  • ‘How hard it is for rich people to get into the kingdom of God’—Although Jesus says that it is impossible for anyone to enter the kingdom of God, he singles out rich people. This young man is, in fact, unique among the people we have seen in the story of Mark so far. When Jesus called James, John, Simon, Andrew, and Levi to follow him, they all immediately left what they had behind. Either this rich man decides not to do it at all, or he at least needs time to think about it. Why is it harder for this rich man? The cost is the same for everyone: they have to leave what they have. But it looks bigger, because he has more to leave. The idea that he is leaving more is somewhat of an illusion. As Jesus says, there’s no benefit in even gaining the whole world but losing your life (Mark 8:36). No matter how much money this man has, it’s worth less than his life. But it feels to him like so much more than the others are leaving behind.
  • Another way to look at it is that it takes the faith of a child to enter the kingdom of God. People with means have a hard time being children. They are used to being in charge, getting things done, being the people who have the means to accomplish what they want. Being like a child means receiving things as a gift from God—the only one who can make eternal life possible. Rich people are used to doing thing on their own power.
  • ‘a hundred times over’—Jesus said two passages ago that no one who did something so small as giving a cup of water would lose their reward. The disciples have given up everything, and Jesus says they will be rewarded generously—a hundred times over in this life, besides eternal life in the age to come. Now, none of the disciples became real estate magnates during their life time. They did not possess, in the traditional sense, 100 times more land by the time they died than they did before they started following. But, they also never lacked for a place to stay, food to eat, or community. Jesus says anyone who does God’s will is his family (3:35,  March 16th). The disciples have become a part of that larger family, and it is that family that gives them houses to live in and food to eat. When they went on their mission, they stayed in the houses they were welcomed into. They will continue to live that way, and Jesus promises it is a rich life, much better than depending on what you can gain for yourself.

Taking it Home:

  • For you: Jesus says that no one can enter the kingdom of God without the faith of a child. Ask Jesus for the power to become a child.
  • For your 6: Sometimes, like for the rich man here, the price tag of following Jesus can feel dauntingly high. For each of your 6, it will take the faith to leave behind something they depend on if they are going to follow Jesus. Ask the Holy Spirit to give them the faith and insight they need to respond to Jesus’ invitation. Ask that they will not go away sadly when given the choice.

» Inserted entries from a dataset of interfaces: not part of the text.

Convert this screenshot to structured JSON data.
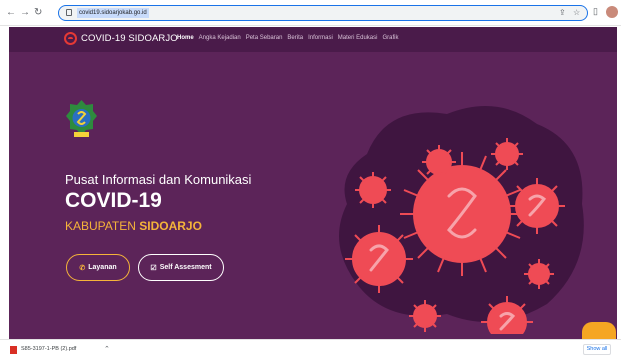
{
  "browser": {
    "url": "covid19.sidoarjokab.go.id"
  },
  "site": {
    "brand": "COVID-19 SIDOARJO",
    "menu": [
      "Home",
      "Angka Kejadian",
      "Peta Sebaran",
      "Berita",
      "Informasi",
      "Materi Edukasi",
      "Grafik"
    ],
    "active_menu": "Home"
  },
  "hero": {
    "subtitle": "Pusat Informasi dan Komunikasi",
    "title": "COVID-19",
    "region_prefix": "KABUPATEN",
    "region_name": "SIDOARJO",
    "buttons": {
      "layanan": "Layanan",
      "self": "Self Assesment"
    }
  },
  "downloads": {
    "file": "S85-3197-1-PB (2).pdf",
    "show_all": "Show all"
  },
  "colors": {
    "site_bg": "#5c2459",
    "nav_bg": "#4a1b4a",
    "accent": "#f5b43a",
    "virus": "#ef4b55",
    "scroll_top": "#f5a623"
  },
  "icons": {
    "back": "arrow-left-icon",
    "forward": "arrow-right-icon",
    "reload": "reload-icon",
    "lock": "lock-icon",
    "share": "share-icon",
    "bookmark": "star-icon",
    "sidebar": "sidebar-icon",
    "scroll_top": "chevron-up-icon",
    "layanan": "phone-icon",
    "self": "checkbox-icon"
  }
}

  • For our church: Ask God to make us more and more a community of 100-fold blessing. Look for opportunities to rely on others in our midst and to give to them.